## [EXERCISE PROMPT]
Your answer should be the records, copied exactly, with the pictures removed.

## [INPUT RECORDS]
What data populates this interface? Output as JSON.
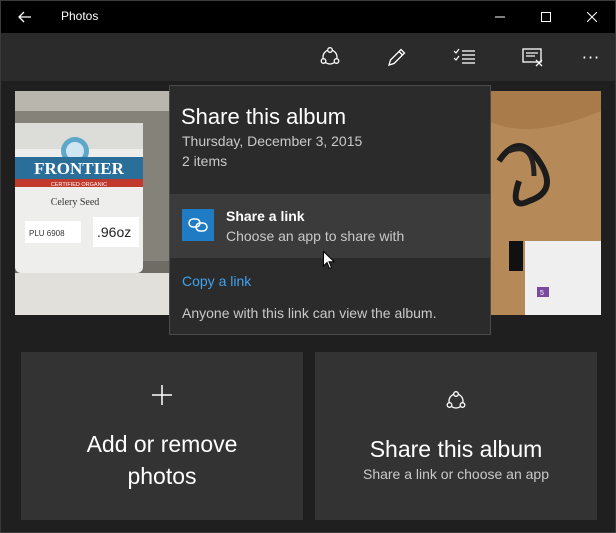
{
  "app": {
    "title": "Photos"
  },
  "titlebar": {
    "back_icon": "back-arrow-icon",
    "minimize_icon": "minimize-icon",
    "maximize_icon": "maximize-icon",
    "close_icon": "close-icon"
  },
  "toolbar": {
    "items": [
      {
        "icon": "share-icon"
      },
      {
        "icon": "pencil-icon"
      },
      {
        "icon": "select-list-icon"
      },
      {
        "icon": "slideshow-icon"
      },
      {
        "icon": "more-icon",
        "label": "···"
      }
    ]
  },
  "photos": [
    {
      "label_brand": "FRONTIER",
      "label_sub": "CERTIFIED ORGANIC",
      "label_name": "Celery Seed",
      "plu": "PLU 6908",
      "weight": ".96oz"
    },
    {
      "badge": "5"
    }
  ],
  "flyout": {
    "title": "Share this album",
    "date": "Thursday, December 3, 2015",
    "count": "2 items",
    "share_link": {
      "title": "Share a link",
      "subtitle": "Choose an app to share with",
      "icon": "link-icon"
    },
    "copy_link": "Copy a link",
    "note": "Anyone with this link can view the album."
  },
  "tiles": {
    "add": {
      "label": "Add or remove\nphotos",
      "icon": "plus-icon"
    },
    "share": {
      "title": "Share this album",
      "subtitle": "Share a link or choose an app",
      "icon": "share-icon"
    }
  },
  "colors": {
    "accent": "#1e7bc4",
    "link": "#3fa3f0",
    "background": "#1f1f1f"
  }
}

## [SOLUTION TO THIS TASK]
What data populates this interface? Output as JSON.
{
  "app": {
    "title": "Photos"
  },
  "titlebar": {
    "back_icon": "back-arrow-icon",
    "minimize_icon": "minimize-icon",
    "maximize_icon": "maximize-icon",
    "close_icon": "close-icon"
  },
  "toolbar": {
    "items": [
      {
        "icon": "share-icon"
      },
      {
        "icon": "pencil-icon"
      },
      {
        "icon": "select-list-icon"
      },
      {
        "icon": "slideshow-icon"
      },
      {
        "icon": "more-icon",
        "label": "···"
      }
    ]
  },
  "photos": [
    {
      "label_brand": "FRONTIER",
      "label_sub": "CERTIFIED ORGANIC",
      "label_name": "Celery Seed",
      "plu": "PLU 6908",
      "weight": ".96oz"
    },
    {
      "badge": "5"
    }
  ],
  "flyout": {
    "title": "Share this album",
    "date": "Thursday, December 3, 2015",
    "count": "2 items",
    "share_link": {
      "title": "Share a link",
      "subtitle": "Choose an app to share with",
      "icon": "link-icon"
    },
    "copy_link": "Copy a link",
    "note": "Anyone with this link can view the album."
  },
  "tiles": {
    "add": {
      "label": "Add or remove\nphotos",
      "icon": "plus-icon"
    },
    "share": {
      "title": "Share this album",
      "subtitle": "Share a link or choose an app",
      "icon": "share-icon"
    }
  },
  "colors": {
    "accent": "#1e7bc4",
    "link": "#3fa3f0",
    "background": "#1f1f1f"
  }
}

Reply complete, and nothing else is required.